_SOURCE MATERIAL_:

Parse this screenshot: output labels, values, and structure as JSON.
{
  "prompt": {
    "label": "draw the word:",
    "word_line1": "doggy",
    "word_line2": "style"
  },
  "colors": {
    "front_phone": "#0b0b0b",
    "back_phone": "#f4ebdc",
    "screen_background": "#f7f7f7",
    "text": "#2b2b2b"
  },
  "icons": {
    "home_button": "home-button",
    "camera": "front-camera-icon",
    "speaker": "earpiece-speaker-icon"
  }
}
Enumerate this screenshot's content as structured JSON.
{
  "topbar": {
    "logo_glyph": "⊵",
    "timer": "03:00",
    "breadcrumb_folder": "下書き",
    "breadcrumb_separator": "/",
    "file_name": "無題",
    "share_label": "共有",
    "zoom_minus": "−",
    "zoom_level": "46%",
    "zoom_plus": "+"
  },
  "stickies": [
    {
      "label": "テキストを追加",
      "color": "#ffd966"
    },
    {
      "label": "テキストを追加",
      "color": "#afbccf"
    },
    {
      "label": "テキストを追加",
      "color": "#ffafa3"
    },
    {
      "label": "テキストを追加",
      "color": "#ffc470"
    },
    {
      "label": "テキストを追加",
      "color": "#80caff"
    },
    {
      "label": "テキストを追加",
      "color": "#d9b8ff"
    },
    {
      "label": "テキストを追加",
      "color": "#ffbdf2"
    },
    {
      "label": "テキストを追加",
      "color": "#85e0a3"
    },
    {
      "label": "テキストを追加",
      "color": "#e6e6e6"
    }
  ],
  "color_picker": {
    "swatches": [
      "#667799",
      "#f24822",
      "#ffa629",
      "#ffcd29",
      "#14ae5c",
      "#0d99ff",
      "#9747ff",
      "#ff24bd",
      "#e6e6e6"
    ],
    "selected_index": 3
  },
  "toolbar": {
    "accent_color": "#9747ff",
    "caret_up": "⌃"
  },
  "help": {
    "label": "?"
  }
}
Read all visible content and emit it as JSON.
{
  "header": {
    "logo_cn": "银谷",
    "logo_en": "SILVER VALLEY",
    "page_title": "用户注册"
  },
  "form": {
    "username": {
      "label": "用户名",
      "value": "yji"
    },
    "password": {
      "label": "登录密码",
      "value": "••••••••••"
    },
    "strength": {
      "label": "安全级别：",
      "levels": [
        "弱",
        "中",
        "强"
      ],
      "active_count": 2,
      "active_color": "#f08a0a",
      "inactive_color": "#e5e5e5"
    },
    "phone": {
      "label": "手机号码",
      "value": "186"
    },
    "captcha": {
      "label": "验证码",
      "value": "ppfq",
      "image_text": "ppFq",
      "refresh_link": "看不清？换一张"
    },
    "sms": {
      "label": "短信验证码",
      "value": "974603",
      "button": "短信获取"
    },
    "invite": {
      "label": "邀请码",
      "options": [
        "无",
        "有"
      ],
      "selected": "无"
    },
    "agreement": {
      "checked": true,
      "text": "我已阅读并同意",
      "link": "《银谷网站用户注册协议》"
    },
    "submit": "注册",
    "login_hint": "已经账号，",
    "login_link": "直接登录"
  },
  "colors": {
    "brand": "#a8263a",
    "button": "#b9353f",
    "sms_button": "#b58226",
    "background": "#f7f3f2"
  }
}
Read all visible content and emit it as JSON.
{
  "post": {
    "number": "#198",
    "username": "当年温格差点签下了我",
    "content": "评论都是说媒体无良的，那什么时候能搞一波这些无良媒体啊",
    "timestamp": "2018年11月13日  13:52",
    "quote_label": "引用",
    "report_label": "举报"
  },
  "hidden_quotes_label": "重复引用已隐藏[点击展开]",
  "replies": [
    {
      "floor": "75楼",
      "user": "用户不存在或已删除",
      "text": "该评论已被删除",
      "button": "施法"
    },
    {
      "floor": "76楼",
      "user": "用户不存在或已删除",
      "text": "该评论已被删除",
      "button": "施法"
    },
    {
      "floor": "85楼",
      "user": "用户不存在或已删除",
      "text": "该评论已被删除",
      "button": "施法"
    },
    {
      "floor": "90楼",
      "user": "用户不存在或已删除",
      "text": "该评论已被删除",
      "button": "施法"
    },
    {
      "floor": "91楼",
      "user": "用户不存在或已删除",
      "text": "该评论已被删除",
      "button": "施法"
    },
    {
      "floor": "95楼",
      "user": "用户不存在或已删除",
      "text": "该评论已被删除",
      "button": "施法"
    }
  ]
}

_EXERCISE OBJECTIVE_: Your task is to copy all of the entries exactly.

_WORKED SOLUTION_:
Parse this screenshot: output labels, values, and structure as JSON.
{
  "prompt": {
    "label": "draw the word:",
    "word_line1": "doggy",
    "word_line2": "style"
  },
  "colors": {
    "front_phone": "#0b0b0b",
    "back_phone": "#f4ebdc",
    "screen_background": "#f7f7f7",
    "text": "#2b2b2b"
  },
  "icons": {
    "home_button": "home-button",
    "camera": "front-camera-icon",
    "speaker": "earpiece-speaker-icon"
  }
}
Enumerate this screenshot's content as structured JSON.
{
  "topbar": {
    "logo_glyph": "⊵",
    "timer": "03:00",
    "breadcrumb_folder": "下書き",
    "breadcrumb_separator": "/",
    "file_name": "無題",
    "share_label": "共有",
    "zoom_minus": "−",
    "zoom_level": "46%",
    "zoom_plus": "+"
  },
  "stickies": [
    {
      "label": "テキストを追加",
      "color": "#ffd966"
    },
    {
      "label": "テキストを追加",
      "color": "#afbccf"
    },
    {
      "label": "テキストを追加",
      "color": "#ffafa3"
    },
    {
      "label": "テキストを追加",
      "color": "#ffc470"
    },
    {
      "label": "テキストを追加",
      "color": "#80caff"
    },
    {
      "label": "テキストを追加",
      "color": "#d9b8ff"
    },
    {
      "label": "テキストを追加",
      "color": "#ffbdf2"
    },
    {
      "label": "テキストを追加",
      "color": "#85e0a3"
    },
    {
      "label": "テキストを追加",
      "color": "#e6e6e6"
    }
  ],
  "color_picker": {
    "swatches": [
      "#667799",
      "#f24822",
      "#ffa629",
      "#ffcd29",
      "#14ae5c",
      "#0d99ff",
      "#9747ff",
      "#ff24bd",
      "#e6e6e6"
    ],
    "selected_index": 3
  },
  "toolbar": {
    "accent_color": "#9747ff",
    "caret_up": "⌃"
  },
  "help": {
    "label": "?"
  }
}
Read all visible content and emit it as JSON.
{
  "header": {
    "logo_cn": "银谷",
    "logo_en": "SILVER VALLEY",
    "page_title": "用户注册"
  },
  "form": {
    "username": {
      "label": "用户名",
      "value": "yji"
    },
    "password": {
      "label": "登录密码",
      "value": "••••••••••"
    },
    "strength": {
      "label": "安全级别：",
      "levels": [
        "弱",
        "中",
        "强"
      ],
      "active_count": 2,
      "active_color": "#f08a0a",
      "inactive_color": "#e5e5e5"
    },
    "phone": {
      "label": "手机号码",
      "value": "186"
    },
    "captcha": {
      "label": "验证码",
      "value": "ppfq",
      "image_text": "ppFq",
      "refresh_link": "看不清？换一张"
    },
    "sms": {
      "label": "短信验证码",
      "value": "974603",
      "button": "短信获取"
    },
    "invite": {
      "label": "邀请码",
      "options": [
        "无",
        "有"
      ],
      "selected": "无"
    },
    "agreement": {
      "checked": true,
      "text": "我已阅读并同意",
      "link": "《银谷网站用户注册协议》"
    },
    "submit": "注册",
    "login_hint": "已经账号，",
    "login_link": "直接登录"
  },
  "colors": {
    "brand": "#a8263a",
    "button": "#b9353f",
    "sms_button": "#b58226",
    "background": "#f7f3f2"
  }
}
Read all visible content and emit it as JSON.
{
  "post": {
    "number": "#198",
    "username": "当年温格差点签下了我",
    "content": "评论都是说媒体无良的，那什么时候能搞一波这些无良媒体啊",
    "timestamp": "2018年11月13日  13:52",
    "quote_label": "引用",
    "report_label": "举报"
  },
  "hidden_quotes_label": "重复引用已隐藏[点击展开]",
  "replies": [
    {
      "floor": "75楼",
      "user": "用户不存在或已删除",
      "text": "该评论已被删除",
      "button": "施法"
    },
    {
      "floor": "76楼",
      "user": "用户不存在或已删除",
      "text": "该评论已被删除",
      "button": "施法"
    },
    {
      "floor": "85楼",
      "user": "用户不存在或已删除",
      "text": "该评论已被删除",
      "button": "施法"
    },
    {
      "floor": "90楼",
      "user": "用户不存在或已删除",
      "text": "该评论已被删除",
      "button": "施法"
    },
    {
      "floor": "91楼",
      "user": "用户不存在或已删除",
      "text": "该评论已被删除",
      "button": "施法"
    },
    {
      "floor": "95楼",
      "user": "用户不存在或已删除",
      "text": "该评论已被删除",
      "button": "施法"
    }
  ]
}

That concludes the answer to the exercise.